An investigation was carried out by the National Transportation Safety Board (USA) (NTSB) which found that the smoke had originated from a bag containing camera equipment which had been stowed in an overhead bin. Examination of the contents of the bag disclosed that it had contained a nylon camera equipment bag within which was a video camera and various ancillary items including a number of batteries, both loose and in packs, to which fire damage was evident in the case of two 14 volt rechargeable lithium ion battery packs and one 9 volt lithium battery. Further investigation showed that the 9 volt battery had sustained damage consistent with a catastrophic internal failure. It was found that ”the main component of the 9-volt battery had a flashpoint of 21 degrees Fahrenheit, or room temperature. Other batteries, located in the same pocket of the equipment bag as the 9-volt battery, had unprotected contacts, including (the) two fully charged 14-volt battery packs. One of the 14-volt battery packs displayed significant exterior thermal damage, consistent with damage from coming in contact with another battery.” It was noted that battery industry research has indicated that a short circuit is the most common cause of battery fires and is often initiated when contacts come into contact with metal objects (such as parts of other batteries).

The Investigation determined that the Probable Cause of the in-flight fire was the catastrophic failure of a 9-volt battery from an unknown cause.”

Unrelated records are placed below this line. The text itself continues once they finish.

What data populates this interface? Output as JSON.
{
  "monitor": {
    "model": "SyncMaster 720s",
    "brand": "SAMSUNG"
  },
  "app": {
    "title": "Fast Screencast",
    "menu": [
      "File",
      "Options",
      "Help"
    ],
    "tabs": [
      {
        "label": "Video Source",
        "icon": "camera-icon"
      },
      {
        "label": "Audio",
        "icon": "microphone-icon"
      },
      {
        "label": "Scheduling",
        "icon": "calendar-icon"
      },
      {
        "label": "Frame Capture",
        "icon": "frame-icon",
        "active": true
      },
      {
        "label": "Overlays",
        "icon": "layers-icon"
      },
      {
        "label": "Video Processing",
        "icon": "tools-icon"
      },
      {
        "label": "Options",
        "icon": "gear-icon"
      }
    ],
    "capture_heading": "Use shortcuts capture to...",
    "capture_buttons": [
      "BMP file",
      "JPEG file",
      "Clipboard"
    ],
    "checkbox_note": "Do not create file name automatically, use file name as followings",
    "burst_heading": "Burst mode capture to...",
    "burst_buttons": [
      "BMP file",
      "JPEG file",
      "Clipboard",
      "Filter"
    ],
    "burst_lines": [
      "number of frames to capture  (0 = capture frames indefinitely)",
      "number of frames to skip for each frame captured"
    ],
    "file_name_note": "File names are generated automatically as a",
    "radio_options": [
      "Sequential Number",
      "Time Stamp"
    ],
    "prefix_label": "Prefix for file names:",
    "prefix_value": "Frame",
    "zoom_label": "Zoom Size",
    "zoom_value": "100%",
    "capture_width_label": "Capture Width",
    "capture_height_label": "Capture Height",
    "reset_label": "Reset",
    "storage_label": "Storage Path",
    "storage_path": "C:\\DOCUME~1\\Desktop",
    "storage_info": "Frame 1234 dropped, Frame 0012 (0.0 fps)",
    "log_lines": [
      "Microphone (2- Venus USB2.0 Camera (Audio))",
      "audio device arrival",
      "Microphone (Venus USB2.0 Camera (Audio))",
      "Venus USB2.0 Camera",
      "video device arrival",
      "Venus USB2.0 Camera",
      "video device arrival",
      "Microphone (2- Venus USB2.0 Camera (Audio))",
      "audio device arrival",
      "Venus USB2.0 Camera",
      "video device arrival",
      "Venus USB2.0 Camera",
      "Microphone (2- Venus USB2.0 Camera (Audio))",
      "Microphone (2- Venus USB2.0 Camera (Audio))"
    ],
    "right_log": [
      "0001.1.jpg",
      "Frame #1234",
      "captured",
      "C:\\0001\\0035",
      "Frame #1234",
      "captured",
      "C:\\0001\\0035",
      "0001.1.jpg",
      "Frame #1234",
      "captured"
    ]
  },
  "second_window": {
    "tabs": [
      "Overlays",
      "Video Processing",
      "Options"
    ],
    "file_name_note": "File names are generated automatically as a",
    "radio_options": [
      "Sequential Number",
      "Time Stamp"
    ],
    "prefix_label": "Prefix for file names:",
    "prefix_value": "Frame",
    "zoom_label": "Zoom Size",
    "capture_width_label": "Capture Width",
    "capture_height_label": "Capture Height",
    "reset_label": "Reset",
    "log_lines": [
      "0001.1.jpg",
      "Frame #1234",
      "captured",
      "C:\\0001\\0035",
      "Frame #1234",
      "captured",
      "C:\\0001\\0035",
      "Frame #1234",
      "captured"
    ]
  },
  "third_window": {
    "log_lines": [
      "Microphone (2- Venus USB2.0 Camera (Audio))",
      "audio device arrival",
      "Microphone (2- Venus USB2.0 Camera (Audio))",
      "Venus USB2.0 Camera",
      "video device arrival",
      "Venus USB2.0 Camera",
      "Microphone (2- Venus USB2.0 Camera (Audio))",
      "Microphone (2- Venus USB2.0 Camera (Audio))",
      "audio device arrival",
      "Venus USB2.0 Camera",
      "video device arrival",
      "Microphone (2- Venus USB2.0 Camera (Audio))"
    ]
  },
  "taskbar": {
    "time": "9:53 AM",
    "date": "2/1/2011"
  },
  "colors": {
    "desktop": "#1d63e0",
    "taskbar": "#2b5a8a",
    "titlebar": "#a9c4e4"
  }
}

The Final Report of the Investigation was adopted on 30 April 2008. It did not include any Safety Recommendations.

Further Reading